Wirecard’s market value dropped by £9.05 billion in two days
Things went haywire for Wirecard last week as its internal auditor, Ernst & Young, refused to approve its 2019 accounts on a massive discrepancy of £1.7 billion. Earlier in 2020, an external probe by KMPG had identified the missing money in May.
On top of that, two Philippines banks, BDO and BPI, also allege the German fintech company of forging documents. The two banks denied on Friday morning that Wirecard was ever a client. The series of unfortunate events resulted in a roughly £9.05 billion of decline in Wirecard’s market value in two days.
The accounts scandal resulted in the termination of £1.80 billion worth of loans. Consequently, the urgent financing needs for Wirecard prompted it to partner with Houlihan Lokey to devise a new strategy.
Wirecard’s CEO Markus Braun announces resignation

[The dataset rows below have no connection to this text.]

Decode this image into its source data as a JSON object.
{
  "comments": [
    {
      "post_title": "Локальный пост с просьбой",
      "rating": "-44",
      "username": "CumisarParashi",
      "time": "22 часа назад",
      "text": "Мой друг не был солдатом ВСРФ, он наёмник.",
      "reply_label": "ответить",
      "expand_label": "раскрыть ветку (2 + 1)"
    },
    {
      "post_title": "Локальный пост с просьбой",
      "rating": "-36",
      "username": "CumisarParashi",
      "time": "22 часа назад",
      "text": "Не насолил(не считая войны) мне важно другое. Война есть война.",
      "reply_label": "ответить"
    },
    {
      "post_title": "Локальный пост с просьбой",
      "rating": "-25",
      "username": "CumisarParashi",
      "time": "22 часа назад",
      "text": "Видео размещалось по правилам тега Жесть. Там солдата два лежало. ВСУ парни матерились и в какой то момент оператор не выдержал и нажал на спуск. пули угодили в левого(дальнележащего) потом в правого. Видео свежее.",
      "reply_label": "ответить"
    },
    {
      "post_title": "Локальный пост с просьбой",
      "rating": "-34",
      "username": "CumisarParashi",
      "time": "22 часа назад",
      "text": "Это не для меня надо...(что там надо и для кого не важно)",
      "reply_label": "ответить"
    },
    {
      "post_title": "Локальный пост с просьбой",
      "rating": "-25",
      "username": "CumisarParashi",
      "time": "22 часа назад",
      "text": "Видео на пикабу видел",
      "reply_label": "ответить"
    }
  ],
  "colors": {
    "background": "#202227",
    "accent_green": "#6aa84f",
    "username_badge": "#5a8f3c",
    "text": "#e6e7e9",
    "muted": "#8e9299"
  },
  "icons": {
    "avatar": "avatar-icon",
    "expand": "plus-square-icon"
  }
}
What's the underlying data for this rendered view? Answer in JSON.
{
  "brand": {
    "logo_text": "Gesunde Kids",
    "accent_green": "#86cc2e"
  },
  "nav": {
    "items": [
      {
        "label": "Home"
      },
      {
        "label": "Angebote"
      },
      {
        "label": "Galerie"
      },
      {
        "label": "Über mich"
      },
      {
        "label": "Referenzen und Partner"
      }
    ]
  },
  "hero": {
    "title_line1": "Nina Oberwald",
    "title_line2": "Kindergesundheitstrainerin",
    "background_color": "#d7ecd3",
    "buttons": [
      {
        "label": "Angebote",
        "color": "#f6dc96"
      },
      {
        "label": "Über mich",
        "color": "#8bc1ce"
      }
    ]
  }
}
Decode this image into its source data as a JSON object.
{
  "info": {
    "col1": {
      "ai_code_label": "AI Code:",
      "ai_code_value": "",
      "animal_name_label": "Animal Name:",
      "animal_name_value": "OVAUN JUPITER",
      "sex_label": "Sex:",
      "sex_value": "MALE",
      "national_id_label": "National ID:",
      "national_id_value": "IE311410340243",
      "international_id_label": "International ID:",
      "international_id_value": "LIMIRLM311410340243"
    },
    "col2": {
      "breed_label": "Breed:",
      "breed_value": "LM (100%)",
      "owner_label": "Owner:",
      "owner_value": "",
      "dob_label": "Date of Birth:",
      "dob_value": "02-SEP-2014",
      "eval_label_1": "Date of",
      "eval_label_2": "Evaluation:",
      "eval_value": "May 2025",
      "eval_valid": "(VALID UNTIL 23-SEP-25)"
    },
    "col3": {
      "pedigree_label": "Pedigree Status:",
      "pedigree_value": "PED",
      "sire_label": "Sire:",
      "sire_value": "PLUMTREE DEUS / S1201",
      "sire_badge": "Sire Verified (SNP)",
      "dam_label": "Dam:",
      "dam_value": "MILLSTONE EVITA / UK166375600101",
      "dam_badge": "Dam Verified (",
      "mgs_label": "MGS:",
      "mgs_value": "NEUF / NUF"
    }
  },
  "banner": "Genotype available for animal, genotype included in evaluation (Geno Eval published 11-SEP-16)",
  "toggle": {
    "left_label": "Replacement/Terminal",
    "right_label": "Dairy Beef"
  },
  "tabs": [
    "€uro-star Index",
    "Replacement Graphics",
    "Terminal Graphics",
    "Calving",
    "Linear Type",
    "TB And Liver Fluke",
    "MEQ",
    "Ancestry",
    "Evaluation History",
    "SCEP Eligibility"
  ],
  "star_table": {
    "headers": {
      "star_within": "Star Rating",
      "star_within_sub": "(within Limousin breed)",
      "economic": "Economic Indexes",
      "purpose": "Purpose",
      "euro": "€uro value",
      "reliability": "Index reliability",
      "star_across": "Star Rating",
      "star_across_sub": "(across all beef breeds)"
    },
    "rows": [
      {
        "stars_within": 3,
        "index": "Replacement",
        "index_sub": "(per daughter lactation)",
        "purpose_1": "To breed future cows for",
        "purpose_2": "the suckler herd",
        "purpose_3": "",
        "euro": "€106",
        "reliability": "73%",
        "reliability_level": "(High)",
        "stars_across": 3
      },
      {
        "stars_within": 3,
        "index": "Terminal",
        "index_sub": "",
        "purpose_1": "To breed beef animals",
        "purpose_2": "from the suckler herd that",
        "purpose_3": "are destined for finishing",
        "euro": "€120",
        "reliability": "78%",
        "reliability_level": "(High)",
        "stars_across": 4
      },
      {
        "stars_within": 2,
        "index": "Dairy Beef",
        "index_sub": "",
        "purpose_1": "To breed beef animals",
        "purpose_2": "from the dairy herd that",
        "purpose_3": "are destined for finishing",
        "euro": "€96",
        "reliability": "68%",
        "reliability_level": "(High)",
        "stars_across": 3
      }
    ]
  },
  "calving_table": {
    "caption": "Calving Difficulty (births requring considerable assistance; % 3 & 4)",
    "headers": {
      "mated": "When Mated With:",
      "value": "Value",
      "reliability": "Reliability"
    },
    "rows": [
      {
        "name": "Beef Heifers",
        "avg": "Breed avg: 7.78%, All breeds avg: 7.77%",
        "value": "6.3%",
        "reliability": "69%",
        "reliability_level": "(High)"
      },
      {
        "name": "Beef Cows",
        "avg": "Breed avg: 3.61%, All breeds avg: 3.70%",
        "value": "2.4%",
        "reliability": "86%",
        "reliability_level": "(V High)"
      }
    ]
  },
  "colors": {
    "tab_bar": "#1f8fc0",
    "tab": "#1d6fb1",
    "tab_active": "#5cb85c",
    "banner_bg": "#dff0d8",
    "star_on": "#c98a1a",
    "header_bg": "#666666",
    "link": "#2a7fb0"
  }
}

Amidst all the struggles, CEO Markus Braun of the payments company announced his resignation on Friday. Wirecard replaced Braun with James Freis as the interim CEO. Freis has previously served at Germany’s stock exchange as a compliance officer.
VEB (Dutch shareholder group) also commented on the events of Friday and expressed plans of seeking compensation from EY. As per its statement:
“EY has played a significant role in the whole Wirecard scandal, not only from its inability to detect the flaws in Wirecard’s escrow account in former years. Just when EY should have played a protective and clarifying role, it left the shareholders out in the cold.”
EY said on Saturday that it has not received a notice of legal action from VEB so far but declined to comment any further.